“Jawline” is the story of how one young man’s wish can quickly spiral into a social media catastrophe of epic proportions.
The documentary, directed by Liza Mandelup, tells the story of Austyn Tester, a 16-year old from Tennessee with big dreams of becoming a “social media influencer.” The film also features Michael Weist, opposite of Tester and manager/agent to Los Angeles clients. The film goes through the story of how Tester actually becomes like one of the social media influencers he so desperately wants to become but ultimately, things are not what they seem.
The film does what good documentary does best: it gives us a hero and a villain. Tester is the quintessential “person to root for.” He has high hopes of things that are put up by the film makers as things that will never happen. As the film unfolds the story through various vignettes, sympathetic stories about Tester are told. We get stories from his older brother who is decidedly “redneck,” who “just wants his brother to succeed at any cost.” It’s a technique common to many documentaries. Documentaries don’t have a narrative fiction to display so documentaries have to create their own stories by juxtaposing elements.
The film’s “villain” is in the form of Weist. He’s very much a conman, a scam artist, a veritable Harold Hill. Throughout the film, he purports that he makes an extravagant amount of money but yet he spends this money on purely aesthetic things like jewelry or lavish clothes. He’s exactly the type of person who would fall for the sort of manipulation that the filmmakers have put on to show exactly how evil the underworld of social media influencers really is.
Weist initially has no actual connection with Tester, even though they both are natives of Tennessee, but once Weist gets his claws in Tester, the social media manager goes at the social media client. Weist has a habit of berating his clients on the most trivial things. He disapproves of their word choices, their accent, the way they act in front of fans even when they are acting like themselves. The filmmakers clearly had some agenda when making this film and that was “make Weist look bad.” That’s not to say that he doesn’t deserve the negative treatment. He’s a genuinely skeevy person and it’s probably good that his bad business has been revealed.
However, the documentary’s director and crew are not all saints. They gave Weist a platform to spout his nonsense and his side of the story but did not give much credence to the clients he has represented, namely the subjects of Weist’s five-million-dollar lawsuit against them. The film doesn’t really show us what those people think of Weist or really get to know them at all. If Weist is to be believed, before the events of the documentary, he probably had many clients all of which most likely received poor treatment.
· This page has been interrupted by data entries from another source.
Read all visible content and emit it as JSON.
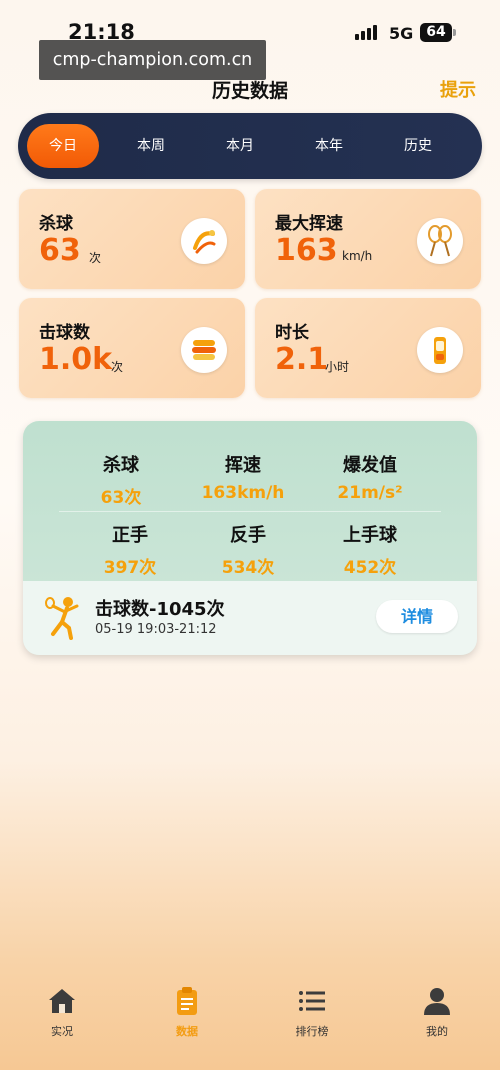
{
  "status_bar": {
    "time": "21:18",
    "network": "5G",
    "battery": "64"
  },
  "watermark": "cmp-champion.com.cn",
  "header": {
    "title": "历史数据",
    "hint_label": "提示"
  },
  "tabs": [
    {
      "label": "今日",
      "active": true
    },
    {
      "label": "本周",
      "active": false
    },
    {
      "label": "本月",
      "active": false
    },
    {
      "label": "本年",
      "active": false
    },
    {
      "label": "历史",
      "active": false
    }
  ],
  "stats": [
    {
      "label": "杀球",
      "value": "63",
      "unit": "次",
      "icon": "smash-icon"
    },
    {
      "label": "最大挥速",
      "value": "163",
      "unit": "km/h",
      "icon": "rackets-icon"
    },
    {
      "label": "击球数",
      "value": "1.0k",
      "unit": "次",
      "icon": "shuttle-count-icon"
    },
    {
      "label": "时长",
      "value": "2.1",
      "unit": "小时",
      "icon": "timer-icon"
    }
  ],
  "summary": {
    "metrics": [
      {
        "label": "杀球",
        "value": "63次"
      },
      {
        "label": "挥速",
        "value": "163km/h"
      },
      {
        "label": "爆发值",
        "value": "21m/s²"
      },
      {
        "label": "正手",
        "value": "397次"
      },
      {
        "label": "反手",
        "value": "534次"
      },
      {
        "label": "上手球",
        "value": "452次"
      }
    ],
    "title": "击球数-1045次",
    "time_range": "05-19 19:03-21:12",
    "details_label": "详情"
  },
  "colors": {
    "accent": "#f0620a",
    "highlight": "#f5a10c",
    "tab_bg": "#1f2b49",
    "link": "#1e8de0"
  },
  "nav": [
    {
      "label": "实况",
      "icon": "home-icon",
      "active": false
    },
    {
      "label": "数据",
      "icon": "clipboard-icon",
      "active": true
    },
    {
      "label": "排行榜",
      "icon": "ranking-list-icon",
      "active": false
    },
    {
      "label": "我的",
      "icon": "profile-icon",
      "active": false
    }
  ]
}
Like most documentaries, “Jawline” shows us something new: a foray into a universe that most of us probably don’t have much idea about, the universe where the surface level is all we really see. “Jawline” receives a B-plus rating.